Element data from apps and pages
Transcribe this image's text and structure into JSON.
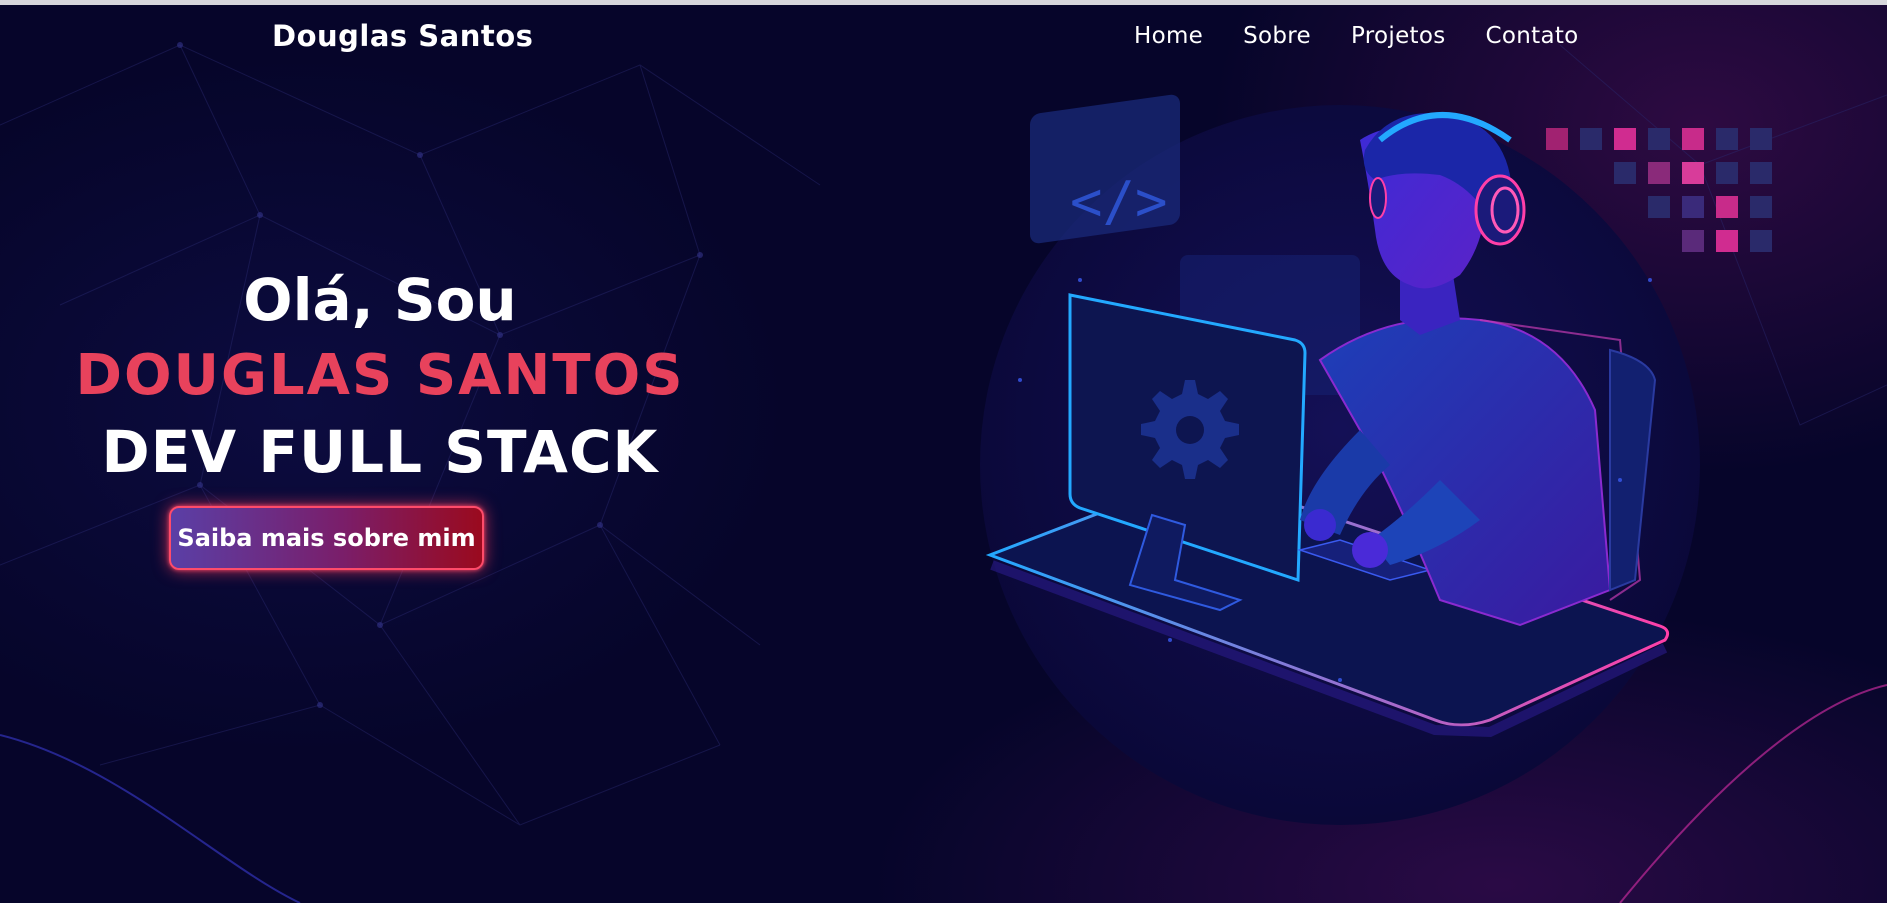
{
  "nav": {
    "brand": "Douglas Santos",
    "links": [
      {
        "label": "Home"
      },
      {
        "label": "Sobre"
      },
      {
        "label": "Projetos"
      },
      {
        "label": "Contato"
      }
    ]
  },
  "hero": {
    "greeting": "Olá, Sou",
    "name": "DOUGLAS SANTOS",
    "role": "DEV FULL STACK",
    "cta_label": "Saiba mais sobre mim"
  },
  "illustration": {
    "description_icon": "developer-at-computer-illustration",
    "code_icon_text": "</>"
  },
  "colors": {
    "background": "#06052a",
    "accent": "#e8425c",
    "neon_blue": "#23a9ff",
    "neon_pink": "#ff3fa8"
  }
}
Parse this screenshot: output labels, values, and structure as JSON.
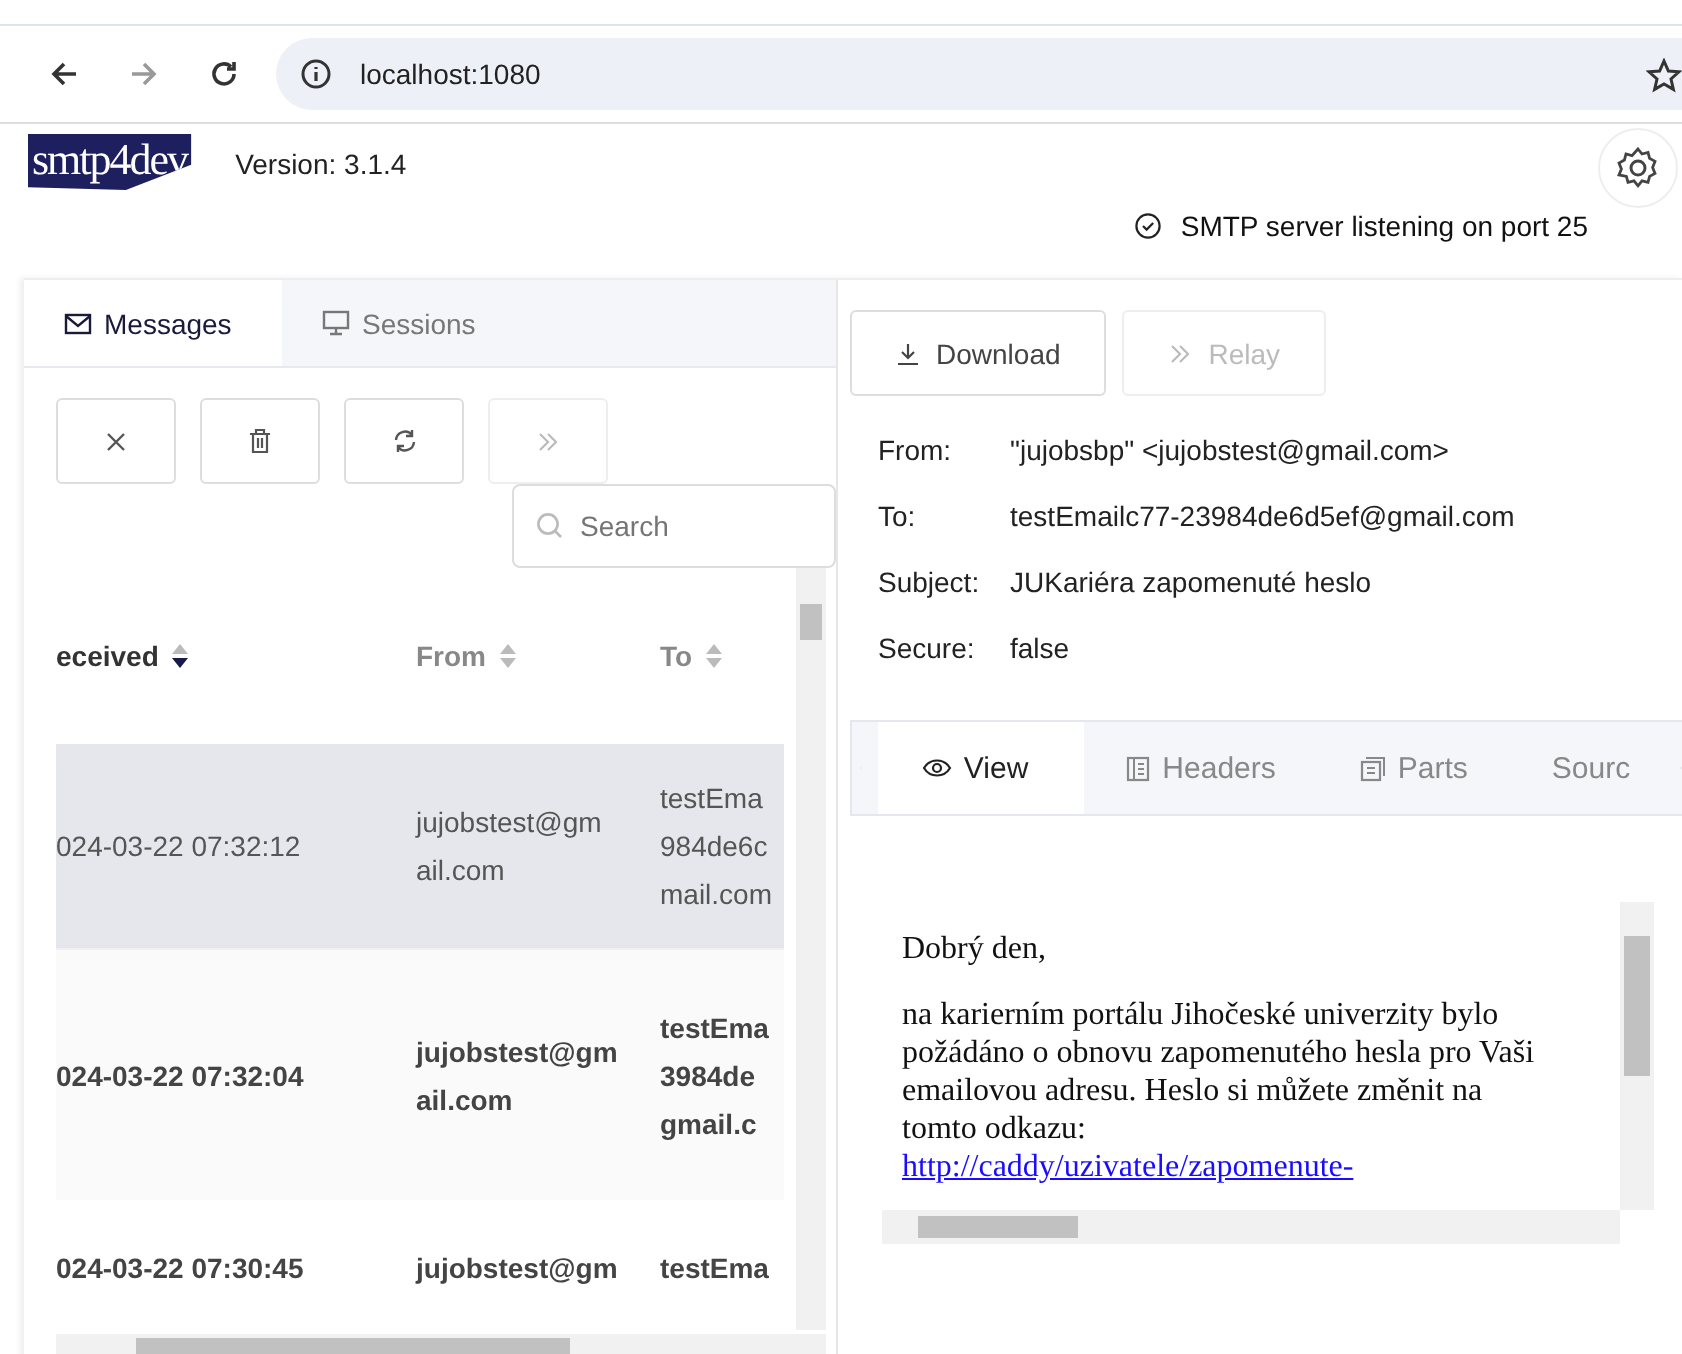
{
  "browser": {
    "url": "localhost:1080"
  },
  "app": {
    "logo": "smtp4dev",
    "version": "Version: 3.1.4",
    "status": "SMTP server listening on port 25"
  },
  "tabs": [
    {
      "label": "Messages",
      "selected": true
    },
    {
      "label": "Sessions",
      "selected": false
    }
  ],
  "toolbar": [
    {
      "disabled": false
    },
    {
      "disabled": false
    },
    {
      "disabled": false
    },
    {
      "disabled": true
    }
  ],
  "search": {
    "placeholder": "Search"
  },
  "table": {
    "columns": [
      {
        "label": "eceived",
        "sorted": true
      },
      {
        "label": "From",
        "sorted": false
      },
      {
        "label": "To",
        "sorted": false
      }
    ],
    "rows": [
      {
        "selected": true,
        "unread": false,
        "received": "024-03-22 07:32:12",
        "from": [
          "jujobstest@gm",
          "ail.com"
        ],
        "to": [
          "testEma",
          "984de6c",
          "mail.com"
        ]
      },
      {
        "selected": false,
        "unread": true,
        "received": "024-03-22 07:32:04",
        "from": [
          "jujobstest@gm",
          "ail.com"
        ],
        "to": [
          "testEma",
          "3984de",
          "gmail.c"
        ]
      },
      {
        "selected": false,
        "unread": true,
        "received": "024-03-22 07:30:45",
        "from": [
          "jujobstest@gm"
        ],
        "to": [
          "testEma"
        ]
      }
    ]
  },
  "actions": [
    {
      "label": "Download",
      "disabled": false
    },
    {
      "label": "Relay",
      "disabled": true
    }
  ],
  "headers": [
    {
      "label": "From:",
      "value": "\"jujobsbp\" <jujobstest@gmail.com>"
    },
    {
      "label": "To:",
      "value": "testEmailc77-23984de6d5ef@gmail.com"
    },
    {
      "label": "Subject:",
      "value": "JUKariéra zapomenuté heslo"
    },
    {
      "label": "Secure:",
      "value": "false"
    }
  ],
  "view_tabs": [
    {
      "label": "View",
      "selected": true
    },
    {
      "label": "Headers",
      "selected": false
    },
    {
      "label": "Parts",
      "selected": false
    },
    {
      "label": "Sourc",
      "selected": false
    }
  ],
  "body": {
    "greeting": "Dobrý den,",
    "paragraph": "na karierním portálu Jihočeské univerzity bylo požádáno o obnovu zapomenutého hesla pro Vaši emailovou adresu. Heslo si můžete změnit na tomto odkazu:",
    "link": "http://caddy/uzivatele/zapomenute-"
  }
}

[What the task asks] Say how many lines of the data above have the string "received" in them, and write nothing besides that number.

[Answer for this exercise] 3